Reenactment of military life in the 18th century
On May 19 and 20, 2018, the Citadelle de Québec was the theater of a reenactment of military life in the 18th century with the École du soldat en Nouvelle-France.
For six years now, this activity has offered unique entertainment in an exceptional decor. It was an opportunity to revisit the French military heritage contained in the impressive fortress of Old Quebec.
For the 2018 edition, a record number passionate reenactors (more than 140!) Will offer you a glimpse of the life of a camp of soldiers of the 1750s in New France. In addition to military exercises, gunfire and skirmishes, no one will be immune to the smell of meals prepared over a wood fire. A real journey in time!
Plan already your arrival at the Citadette of Quebec on May 18 and 19, 2019.
Source: La Citadelle de Québec
The Cavalier-du-moulin Park
In 1663, Simon Denys of La Trinité built a mill on a rocky mound called Mount Carmel, on the site of the present Cavalier-du-Moulin park.

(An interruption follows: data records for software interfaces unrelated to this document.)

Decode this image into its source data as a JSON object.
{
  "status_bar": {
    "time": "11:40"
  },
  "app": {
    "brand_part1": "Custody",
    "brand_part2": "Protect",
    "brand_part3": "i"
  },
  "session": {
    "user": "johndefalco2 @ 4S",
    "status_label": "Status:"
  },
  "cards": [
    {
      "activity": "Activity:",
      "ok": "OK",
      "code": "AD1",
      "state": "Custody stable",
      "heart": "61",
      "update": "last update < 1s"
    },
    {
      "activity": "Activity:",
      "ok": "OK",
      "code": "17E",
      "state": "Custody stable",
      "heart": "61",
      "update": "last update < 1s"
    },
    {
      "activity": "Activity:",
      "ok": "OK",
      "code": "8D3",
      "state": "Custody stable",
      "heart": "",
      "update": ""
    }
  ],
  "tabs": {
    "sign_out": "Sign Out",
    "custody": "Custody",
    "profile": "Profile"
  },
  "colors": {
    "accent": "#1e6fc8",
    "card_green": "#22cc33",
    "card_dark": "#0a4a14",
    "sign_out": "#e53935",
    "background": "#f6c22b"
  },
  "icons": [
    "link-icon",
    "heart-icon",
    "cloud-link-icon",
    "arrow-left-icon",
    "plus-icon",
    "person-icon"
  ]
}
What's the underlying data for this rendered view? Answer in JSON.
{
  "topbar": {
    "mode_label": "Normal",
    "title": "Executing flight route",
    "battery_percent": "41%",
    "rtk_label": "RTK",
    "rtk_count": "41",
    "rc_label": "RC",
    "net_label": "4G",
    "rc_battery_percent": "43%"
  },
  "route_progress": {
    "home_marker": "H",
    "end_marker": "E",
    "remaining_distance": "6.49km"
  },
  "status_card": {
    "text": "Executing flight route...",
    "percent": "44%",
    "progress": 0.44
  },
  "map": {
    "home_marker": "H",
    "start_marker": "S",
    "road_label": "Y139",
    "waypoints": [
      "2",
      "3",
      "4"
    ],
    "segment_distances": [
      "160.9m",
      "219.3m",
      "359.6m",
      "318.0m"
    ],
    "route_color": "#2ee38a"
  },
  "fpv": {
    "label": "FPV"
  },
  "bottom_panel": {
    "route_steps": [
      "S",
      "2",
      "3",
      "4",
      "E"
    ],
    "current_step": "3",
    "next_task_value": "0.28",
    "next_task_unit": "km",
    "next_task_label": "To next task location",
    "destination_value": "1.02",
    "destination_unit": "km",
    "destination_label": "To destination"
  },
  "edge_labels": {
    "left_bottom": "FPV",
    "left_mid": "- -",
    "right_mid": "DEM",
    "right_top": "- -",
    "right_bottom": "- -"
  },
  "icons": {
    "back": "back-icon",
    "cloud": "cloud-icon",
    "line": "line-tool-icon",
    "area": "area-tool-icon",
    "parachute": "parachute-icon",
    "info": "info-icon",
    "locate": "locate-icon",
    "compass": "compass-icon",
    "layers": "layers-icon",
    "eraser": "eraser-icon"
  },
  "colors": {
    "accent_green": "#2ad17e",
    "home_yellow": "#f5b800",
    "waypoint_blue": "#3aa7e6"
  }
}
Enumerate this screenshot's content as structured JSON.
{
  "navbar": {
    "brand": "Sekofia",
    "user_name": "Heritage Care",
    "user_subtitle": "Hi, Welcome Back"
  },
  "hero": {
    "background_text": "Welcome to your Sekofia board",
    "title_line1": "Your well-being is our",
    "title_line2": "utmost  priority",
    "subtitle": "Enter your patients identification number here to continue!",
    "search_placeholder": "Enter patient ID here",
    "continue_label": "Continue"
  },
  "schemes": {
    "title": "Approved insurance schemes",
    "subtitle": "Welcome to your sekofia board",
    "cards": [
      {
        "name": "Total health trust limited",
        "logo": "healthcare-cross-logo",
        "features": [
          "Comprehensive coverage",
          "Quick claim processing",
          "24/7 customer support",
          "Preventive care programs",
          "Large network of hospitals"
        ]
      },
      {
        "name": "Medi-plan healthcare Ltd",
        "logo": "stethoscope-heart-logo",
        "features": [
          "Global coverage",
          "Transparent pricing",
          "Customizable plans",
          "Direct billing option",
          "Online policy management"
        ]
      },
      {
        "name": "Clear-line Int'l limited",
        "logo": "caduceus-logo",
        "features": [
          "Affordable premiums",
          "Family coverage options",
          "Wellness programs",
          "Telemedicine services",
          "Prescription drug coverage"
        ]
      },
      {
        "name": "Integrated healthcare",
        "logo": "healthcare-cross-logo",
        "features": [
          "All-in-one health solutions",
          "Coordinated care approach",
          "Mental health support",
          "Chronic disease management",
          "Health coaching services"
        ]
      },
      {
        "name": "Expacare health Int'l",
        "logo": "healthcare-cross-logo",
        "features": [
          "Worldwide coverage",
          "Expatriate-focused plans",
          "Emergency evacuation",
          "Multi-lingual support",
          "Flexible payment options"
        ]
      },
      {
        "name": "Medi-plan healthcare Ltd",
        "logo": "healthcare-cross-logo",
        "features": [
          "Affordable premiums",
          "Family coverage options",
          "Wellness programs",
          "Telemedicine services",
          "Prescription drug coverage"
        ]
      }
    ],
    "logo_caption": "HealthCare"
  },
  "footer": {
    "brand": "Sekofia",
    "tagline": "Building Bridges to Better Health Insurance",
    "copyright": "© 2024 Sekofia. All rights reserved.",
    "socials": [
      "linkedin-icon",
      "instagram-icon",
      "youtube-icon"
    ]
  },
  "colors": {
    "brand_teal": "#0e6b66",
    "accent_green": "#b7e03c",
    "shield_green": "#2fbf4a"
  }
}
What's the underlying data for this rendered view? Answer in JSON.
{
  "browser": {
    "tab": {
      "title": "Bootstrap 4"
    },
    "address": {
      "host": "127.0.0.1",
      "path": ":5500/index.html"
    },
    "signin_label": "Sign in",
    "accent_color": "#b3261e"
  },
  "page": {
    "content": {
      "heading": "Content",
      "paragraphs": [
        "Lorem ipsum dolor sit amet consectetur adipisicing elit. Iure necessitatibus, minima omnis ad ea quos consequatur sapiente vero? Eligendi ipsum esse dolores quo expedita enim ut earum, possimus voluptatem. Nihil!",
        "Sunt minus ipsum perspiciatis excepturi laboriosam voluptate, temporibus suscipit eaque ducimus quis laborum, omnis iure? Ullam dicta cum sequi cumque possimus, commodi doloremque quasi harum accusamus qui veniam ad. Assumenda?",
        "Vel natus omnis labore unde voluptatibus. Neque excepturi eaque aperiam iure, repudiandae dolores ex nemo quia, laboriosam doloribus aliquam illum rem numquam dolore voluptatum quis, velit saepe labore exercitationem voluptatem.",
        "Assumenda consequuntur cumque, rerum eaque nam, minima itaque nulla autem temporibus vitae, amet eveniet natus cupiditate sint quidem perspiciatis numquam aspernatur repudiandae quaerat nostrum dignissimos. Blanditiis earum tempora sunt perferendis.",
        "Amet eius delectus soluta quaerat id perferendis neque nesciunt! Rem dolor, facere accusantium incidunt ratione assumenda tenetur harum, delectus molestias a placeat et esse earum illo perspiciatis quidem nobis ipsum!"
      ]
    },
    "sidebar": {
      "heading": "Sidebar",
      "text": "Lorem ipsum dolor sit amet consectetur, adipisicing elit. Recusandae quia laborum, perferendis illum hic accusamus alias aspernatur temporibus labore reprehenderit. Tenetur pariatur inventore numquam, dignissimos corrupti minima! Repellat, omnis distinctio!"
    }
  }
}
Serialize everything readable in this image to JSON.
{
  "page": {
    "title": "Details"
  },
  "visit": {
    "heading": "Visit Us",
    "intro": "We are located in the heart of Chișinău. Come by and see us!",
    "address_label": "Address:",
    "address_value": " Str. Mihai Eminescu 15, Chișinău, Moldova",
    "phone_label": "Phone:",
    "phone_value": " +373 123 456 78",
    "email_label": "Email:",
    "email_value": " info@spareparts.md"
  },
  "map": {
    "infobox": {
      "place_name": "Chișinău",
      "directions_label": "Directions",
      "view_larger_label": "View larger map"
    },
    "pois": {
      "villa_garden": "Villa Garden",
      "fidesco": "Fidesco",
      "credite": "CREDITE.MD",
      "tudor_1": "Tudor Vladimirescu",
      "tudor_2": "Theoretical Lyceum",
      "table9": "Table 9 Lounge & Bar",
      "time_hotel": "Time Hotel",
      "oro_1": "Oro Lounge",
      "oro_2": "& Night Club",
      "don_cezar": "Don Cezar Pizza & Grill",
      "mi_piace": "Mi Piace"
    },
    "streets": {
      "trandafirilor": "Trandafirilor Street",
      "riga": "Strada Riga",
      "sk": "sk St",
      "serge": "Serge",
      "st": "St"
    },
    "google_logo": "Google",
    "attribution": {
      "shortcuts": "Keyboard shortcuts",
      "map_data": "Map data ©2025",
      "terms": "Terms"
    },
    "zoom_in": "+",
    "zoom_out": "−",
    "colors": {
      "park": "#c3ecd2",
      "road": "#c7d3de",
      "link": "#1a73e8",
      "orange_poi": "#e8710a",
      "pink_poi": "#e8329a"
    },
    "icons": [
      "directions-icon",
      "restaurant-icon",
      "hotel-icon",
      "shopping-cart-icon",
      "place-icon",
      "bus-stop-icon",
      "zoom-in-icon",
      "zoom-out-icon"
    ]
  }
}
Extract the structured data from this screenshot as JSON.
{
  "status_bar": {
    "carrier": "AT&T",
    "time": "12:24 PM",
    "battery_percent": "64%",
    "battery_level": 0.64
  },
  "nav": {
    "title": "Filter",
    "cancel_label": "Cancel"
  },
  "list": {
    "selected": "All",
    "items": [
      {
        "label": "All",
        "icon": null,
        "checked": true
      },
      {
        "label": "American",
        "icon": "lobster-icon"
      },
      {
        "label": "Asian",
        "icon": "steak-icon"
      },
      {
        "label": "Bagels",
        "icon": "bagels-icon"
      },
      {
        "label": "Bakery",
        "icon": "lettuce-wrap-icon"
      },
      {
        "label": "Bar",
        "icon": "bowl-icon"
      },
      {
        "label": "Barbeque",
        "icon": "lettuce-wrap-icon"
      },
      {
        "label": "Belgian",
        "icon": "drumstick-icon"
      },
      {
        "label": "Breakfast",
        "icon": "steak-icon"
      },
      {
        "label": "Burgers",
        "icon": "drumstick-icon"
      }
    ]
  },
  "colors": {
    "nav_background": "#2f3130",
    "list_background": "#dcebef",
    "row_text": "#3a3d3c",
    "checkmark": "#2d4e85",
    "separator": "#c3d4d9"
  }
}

In 1693, this mill is integrated into a defensive work called Cavalier. By bringing the line of fortifications back to the west in 1755, the rider lost his mill and strategic value at the same time.
A unique look over the Vieux-Québec
Source: City of Québec
The best view of Quebec is from Levis. This very high definition panorama has been created with 320 different photos. The final image has 4.5 billion pixels. Zoom into the image and observe the fine detail of the Chateau Frontenac, the shore of the St. Lawrence River any building from this beautiful area of Quebec.
This image of the Quebec Bridge was photographed at 800mm. This image was made from 120 pictures of 36 megapixels. These 1.5 billion pixels depict the state of this “wonder of the world” in 2016. Zoom into the image to reveal fine details.
The Quebec Bridge (Pont de Québec in French) is a road, rail and pedestrian bridge across the lower Saint Lawrence River to the west of Quebec City, and Lévis, Quebec, Canada. The project failed twice, at the cost of 88 lives, and took over 30 years to complete.
The Quebec Bridge is a riveted steel truss structure and is 987 m (3,239 ft) long, 29 m (94 ft) wide, and 104 m (340 ft) high. Cantilever arms 177 m (580 ft) long support a 195 m (640 ft) central structure, for a total span of 549 m (1800 ft), still the longest cantilever bridge span in the world. (It was the all-categories longest span in the world until the Ambassador Bridge was completed in 1929.) It is the easternmost (farthest downstream) complete crossing of the Saint Lawrence.
The Quebec Bridge was designated a National Historic Site of Canada in 1995.
St. Louis gate
St. Louis gate was built in 1693. It is located on St. Louis Street and overlooks the west, towards the Heights of Abraham. It is replaced by another, more to the west in 1745. It was demolished and rebuilt in its present form in 1878.
Saint-Louis Forts and Châteaux National Historic Site of Canada
The Chateau St. Louis in Quebec City was the official residence of the French Governor of New France and later the British Governor of Quebec, the Governor-General of British North America, and the Lieutenant-Governor of Lower Canada.
The site was designated a National Historic Site of Canada in 2002.
It is the historic site that certainly worth a visit.
For additional information about this site, go the page of Saint-Louis Forts and Châteaux National Historic Site of Canada.
A unique hotel in the world
The Hôtel-Musée Premières Nations is a 4 stars hotel located on the Wendake Indian Reserve in Quebec, Canada.
The Morrin Centre is a cultural centre in Quebec City. It is designed to educate the public about the historic contribution and present-day culture of local English-speakers.